- _What you will do_: Copy out all the records, word for word.

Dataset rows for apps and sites
• • • • •
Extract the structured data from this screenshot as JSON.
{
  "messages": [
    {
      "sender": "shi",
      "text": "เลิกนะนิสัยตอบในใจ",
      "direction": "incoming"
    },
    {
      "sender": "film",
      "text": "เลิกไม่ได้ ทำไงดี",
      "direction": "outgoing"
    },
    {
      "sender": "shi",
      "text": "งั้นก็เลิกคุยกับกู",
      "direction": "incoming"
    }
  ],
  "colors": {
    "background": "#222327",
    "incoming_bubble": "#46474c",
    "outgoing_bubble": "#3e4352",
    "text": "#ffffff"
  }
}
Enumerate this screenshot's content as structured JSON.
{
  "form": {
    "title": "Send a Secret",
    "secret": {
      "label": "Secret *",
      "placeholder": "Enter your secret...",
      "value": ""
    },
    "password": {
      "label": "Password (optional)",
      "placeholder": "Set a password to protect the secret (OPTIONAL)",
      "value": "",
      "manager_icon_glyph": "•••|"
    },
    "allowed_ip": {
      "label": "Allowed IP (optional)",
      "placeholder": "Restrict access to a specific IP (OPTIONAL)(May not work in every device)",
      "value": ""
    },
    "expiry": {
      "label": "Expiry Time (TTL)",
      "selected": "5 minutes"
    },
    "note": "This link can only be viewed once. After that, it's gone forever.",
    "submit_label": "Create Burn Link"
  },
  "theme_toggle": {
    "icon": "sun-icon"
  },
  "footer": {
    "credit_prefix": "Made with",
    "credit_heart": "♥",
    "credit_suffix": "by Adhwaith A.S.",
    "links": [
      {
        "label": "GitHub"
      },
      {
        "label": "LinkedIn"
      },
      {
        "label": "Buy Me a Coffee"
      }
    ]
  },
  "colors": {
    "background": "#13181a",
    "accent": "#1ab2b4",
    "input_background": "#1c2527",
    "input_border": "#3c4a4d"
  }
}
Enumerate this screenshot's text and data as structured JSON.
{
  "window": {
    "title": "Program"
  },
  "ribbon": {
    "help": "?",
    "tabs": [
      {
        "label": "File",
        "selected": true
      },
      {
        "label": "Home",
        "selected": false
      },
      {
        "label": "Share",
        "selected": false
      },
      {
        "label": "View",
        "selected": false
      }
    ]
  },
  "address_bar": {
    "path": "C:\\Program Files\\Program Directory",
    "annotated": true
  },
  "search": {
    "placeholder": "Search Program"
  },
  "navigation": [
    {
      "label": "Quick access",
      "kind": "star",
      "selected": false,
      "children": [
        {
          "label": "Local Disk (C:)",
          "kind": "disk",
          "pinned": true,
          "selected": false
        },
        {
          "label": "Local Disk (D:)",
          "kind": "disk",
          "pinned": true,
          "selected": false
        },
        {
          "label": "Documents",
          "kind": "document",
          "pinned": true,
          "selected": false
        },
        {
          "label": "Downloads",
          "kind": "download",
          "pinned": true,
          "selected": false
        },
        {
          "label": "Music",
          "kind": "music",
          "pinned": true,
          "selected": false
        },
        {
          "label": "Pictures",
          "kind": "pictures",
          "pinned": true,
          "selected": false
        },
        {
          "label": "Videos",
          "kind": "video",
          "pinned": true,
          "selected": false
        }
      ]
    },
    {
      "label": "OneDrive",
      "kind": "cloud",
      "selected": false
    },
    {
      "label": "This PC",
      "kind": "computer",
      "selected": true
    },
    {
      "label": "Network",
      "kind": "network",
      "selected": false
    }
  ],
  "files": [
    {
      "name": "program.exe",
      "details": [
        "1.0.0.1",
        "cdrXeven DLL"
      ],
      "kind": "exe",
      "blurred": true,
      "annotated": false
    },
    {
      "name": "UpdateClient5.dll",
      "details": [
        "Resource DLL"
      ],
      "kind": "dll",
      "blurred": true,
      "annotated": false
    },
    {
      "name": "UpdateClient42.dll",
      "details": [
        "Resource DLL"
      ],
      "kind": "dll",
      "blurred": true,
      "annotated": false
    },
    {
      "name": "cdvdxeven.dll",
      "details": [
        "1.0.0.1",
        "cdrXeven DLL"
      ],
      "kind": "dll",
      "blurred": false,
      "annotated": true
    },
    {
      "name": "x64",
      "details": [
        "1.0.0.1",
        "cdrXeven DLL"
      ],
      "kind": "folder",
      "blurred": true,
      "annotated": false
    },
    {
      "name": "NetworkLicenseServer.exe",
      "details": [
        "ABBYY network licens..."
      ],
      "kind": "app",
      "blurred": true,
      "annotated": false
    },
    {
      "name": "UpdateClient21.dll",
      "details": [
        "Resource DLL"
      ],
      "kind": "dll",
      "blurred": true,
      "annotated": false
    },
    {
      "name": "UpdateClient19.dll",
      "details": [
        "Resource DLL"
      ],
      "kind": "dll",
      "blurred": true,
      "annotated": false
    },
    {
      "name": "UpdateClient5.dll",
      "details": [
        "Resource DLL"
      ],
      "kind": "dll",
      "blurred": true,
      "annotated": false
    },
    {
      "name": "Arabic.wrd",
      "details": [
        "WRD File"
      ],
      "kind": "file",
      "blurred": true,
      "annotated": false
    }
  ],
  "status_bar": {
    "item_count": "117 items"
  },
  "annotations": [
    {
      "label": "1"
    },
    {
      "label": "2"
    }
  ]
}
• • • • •
- _Answer area_:
Extract the structured data from this screenshot as JSON.
{
  "messages": [
    {
      "sender": "shi",
      "text": "เลิกนะนิสัยตอบในใจ",
      "direction": "incoming"
    },
    {
      "sender": "film",
      "text": "เลิกไม่ได้ ทำไงดี",
      "direction": "outgoing"
    },
    {
      "sender": "shi",
      "text": "งั้นก็เลิกคุยกับกู",
      "direction": "incoming"
    }
  ],
  "colors": {
    "background": "#222327",
    "incoming_bubble": "#46474c",
    "outgoing_bubble": "#3e4352",
    "text": "#ffffff"
  }
}
Enumerate this screenshot's content as structured JSON.
{
  "form": {
    "title": "Send a Secret",
    "secret": {
      "label": "Secret *",
      "placeholder": "Enter your secret...",
      "value": ""
    },
    "password": {
      "label": "Password (optional)",
      "placeholder": "Set a password to protect the secret (OPTIONAL)",
      "value": "",
      "manager_icon_glyph": "•••|"
    },
    "allowed_ip": {
      "label": "Allowed IP (optional)",
      "placeholder": "Restrict access to a specific IP (OPTIONAL)(May not work in every device)",
      "value": ""
    },
    "expiry": {
      "label": "Expiry Time (TTL)",
      "selected": "5 minutes"
    },
    "note": "This link can only be viewed once. After that, it's gone forever.",
    "submit_label": "Create Burn Link"
  },
  "theme_toggle": {
    "icon": "sun-icon"
  },
  "footer": {
    "credit_prefix": "Made with",
    "credit_heart": "♥",
    "credit_suffix": "by Adhwaith A.S.",
    "links": [
      {
        "label": "GitHub"
      },
      {
        "label": "LinkedIn"
      },
      {
        "label": "Buy Me a Coffee"
      }
    ]
  },
  "colors": {
    "background": "#13181a",
    "accent": "#1ab2b4",
    "input_background": "#1c2527",
    "input_border": "#3c4a4d"
  }
}
Enumerate this screenshot's text and data as structured JSON.
{
  "window": {
    "title": "Program"
  },
  "ribbon": {
    "help": "?",
    "tabs": [
      {
        "label": "File",
        "selected": true
      },
      {
        "label": "Home",
        "selected": false
      },
      {
        "label": "Share",
        "selected": false
      },
      {
        "label": "View",
        "selected": false
      }
    ]
  },
  "address_bar": {
    "path": "C:\\Program Files\\Program Directory",
    "annotated": true
  },
  "search": {
    "placeholder": "Search Program"
  },
  "navigation": [
    {
      "label": "Quick access",
      "kind": "star",
      "selected": false,
      "children": [
        {
          "label": "Local Disk (C:)",
          "kind": "disk",
          "pinned": true,
          "selected": false
        },
        {
          "label": "Local Disk (D:)",
          "kind": "disk",
          "pinned": true,
          "selected": false
        },
        {
          "label": "Documents",
          "kind": "document",
          "pinned": true,
          "selected": false
        },
        {
          "label": "Downloads",
          "kind": "download",
          "pinned": true,
          "selected": false
        },
        {
          "label": "Music",
          "kind": "music",
          "pinned": true,
          "selected": false
        },
        {
          "label": "Pictures",
          "kind": "pictures",
          "pinned": true,
          "selected": false
        },
        {
          "label": "Videos",
          "kind": "video",
          "pinned": true,
          "selected": false
        }
      ]
    },
    {
      "label": "OneDrive",
      "kind": "cloud",
      "selected": false
    },
    {
      "label": "This PC",
      "kind": "computer",
      "selected": true
    },
    {
      "label": "Network",
      "kind": "network",
      "selected": false
    }
  ],
  "files": [
    {
      "name": "program.exe",
      "details": [
        "1.0.0.1",
        "cdrXeven DLL"
      ],
      "kind": "exe",
      "blurred": true,
      "annotated": false
    },
    {
      "name": "UpdateClient5.dll",
      "details": [
        "Resource DLL"
      ],
      "kind": "dll",
      "blurred": true,
      "annotated": false
    },
    {
      "name": "UpdateClient42.dll",
      "details": [
        "Resource DLL"
      ],
      "kind": "dll",
      "blurred": true,
      "annotated": false
    },
    {
      "name": "cdvdxeven.dll",
      "details": [
        "1.0.0.1",
        "cdrXeven DLL"
      ],
      "kind": "dll",
      "blurred": false,
      "annotated": true
    },
    {
      "name": "x64",
      "details": [
        "1.0.0.1",
        "cdrXeven DLL"
      ],
      "kind": "folder",
      "blurred": true,
      "annotated": false
    },
    {
      "name": "NetworkLicenseServer.exe",
      "details": [
        "ABBYY network licens..."
      ],
      "kind": "app",
      "blurred": true,
      "annotated": false
    },
    {
      "name": "UpdateClient21.dll",
      "details": [
        "Resource DLL"
      ],
      "kind": "dll",
      "blurred": true,
      "annotated": false
    },
    {
      "name": "UpdateClient19.dll",
      "details": [
        "Resource DLL"
      ],
      "kind": "dll",
      "blurred": true,
      "annotated": false
    },
    {
      "name": "UpdateClient5.dll",
      "details": [
        "Resource DLL"
      ],
      "kind": "dll",
      "blurred": true,
      "annotated": false
    },
    {
      "name": "Arabic.wrd",
      "details": [
        "WRD File"
      ],
      "kind": "file",
      "blurred": true,
      "annotated": false
    }
  ],
  "status_bar": {
    "item_count": "117 items"
  },
  "annotations": [
    {
      "label": "1"
    },
    {
      "label": "2"
    }
  ]
}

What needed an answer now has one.